Convicted before the municipal court of sail courty, May 10, 1870, on charge of vagrancy, and sentenced to imprisonment for 30 days, in the house of correction. Pardon granted May 25, 1870. The man is quite old, has a large family dependent on hiin for support. He was convicted because of habitual drunkenness, more to sober than to punish him. After a few days confinement he promised to take the pledge, and refrain thereafter from the use of liquor. Pardon granted to aid bim in this resolution. 5. MARY CUDDELEY
Convicted before the municipal court of said county, June 25,
1870, on charge of being intoxicated, and sentenced to the house of correction for thirty days.

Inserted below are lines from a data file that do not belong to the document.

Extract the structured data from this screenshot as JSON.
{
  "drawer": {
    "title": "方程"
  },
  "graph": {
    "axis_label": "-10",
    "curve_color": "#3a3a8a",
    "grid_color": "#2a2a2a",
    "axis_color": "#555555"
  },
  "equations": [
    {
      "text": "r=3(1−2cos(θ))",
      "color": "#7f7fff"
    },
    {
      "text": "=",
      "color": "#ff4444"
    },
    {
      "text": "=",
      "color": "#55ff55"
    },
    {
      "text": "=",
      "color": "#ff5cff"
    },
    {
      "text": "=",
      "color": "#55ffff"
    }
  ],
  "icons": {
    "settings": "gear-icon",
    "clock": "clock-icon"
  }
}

Pardan granted July 2d, 1870, on the statement of Judge Mallory, of the inunicipal court, that had he been aware that the woman had a very young infant at home he should not have sentenced her, as the child required her care. Released on grounds of humanity. 5. Jonn KINNEY
Convicted before the municipal court of said county, April 25th, 1870, of the crime of assault and battery, and sentenced to pay a fine of $20 and costs, and to stand committed to said house till fine and costs were paid. Pardon granted July 6tb, 1870, because of ill health of prisoner. His family were dependent on bim for support, and his punishment fell heaviest on them. The offense was ommitted while the prisoner was it sicated, and bis pardon is granted on condition that he never again drink intoxicating liquor as a beverage. 7. DANIEL SULLIVAN 8. Eugene Sullivan
Convicted before the municipal court of said county, October 26, 1870, on charge of vagrancy, and sentenced to imprisonment in the House of Correction for sixty days. Pardon granted November 12, 1870, on recommendation of judge of municipal court, district attorney, and inspector of the Touse of Correction, because of the tender age of the brys. Theie health is such as to require paternal care. The inspector was of the opinion that the boys were “ton yonng to be confined in an institution like the one under his
9. RAMSEY WRITE
Convicted before the municipal court of Milwaukee courty, Nov. 231, 1870, on charge of vagrancy, and sentenced to impoisoninent in said house fur ninety days, at hard labor. Pardon granted Dec. E, 1870, on recommendation of Municipal Judge and other promi nent citizens. The prisoner is a boy of 16 years of age. He had disobeyed bis mother, and she inade a complaint against him to awe him into obedience. The penalty imposed was greater than she intended. The inspector certified to his good conduct in prison. Pardon granted by Lieutenant-Governor Pound.
From State Prison. 1. Silas C. CLARK
Convicted before the circuit court of Jacksun county, at the March term, in 1869, of assault with a dangerous weapon and robbery, and sentenced to three years imprisonment in State prison. Pardun granted March 15, 1870, on the recommendation of a large number of citizens of said county, the judge before whom trial was had and the district attorney who prosecuted. The judge says: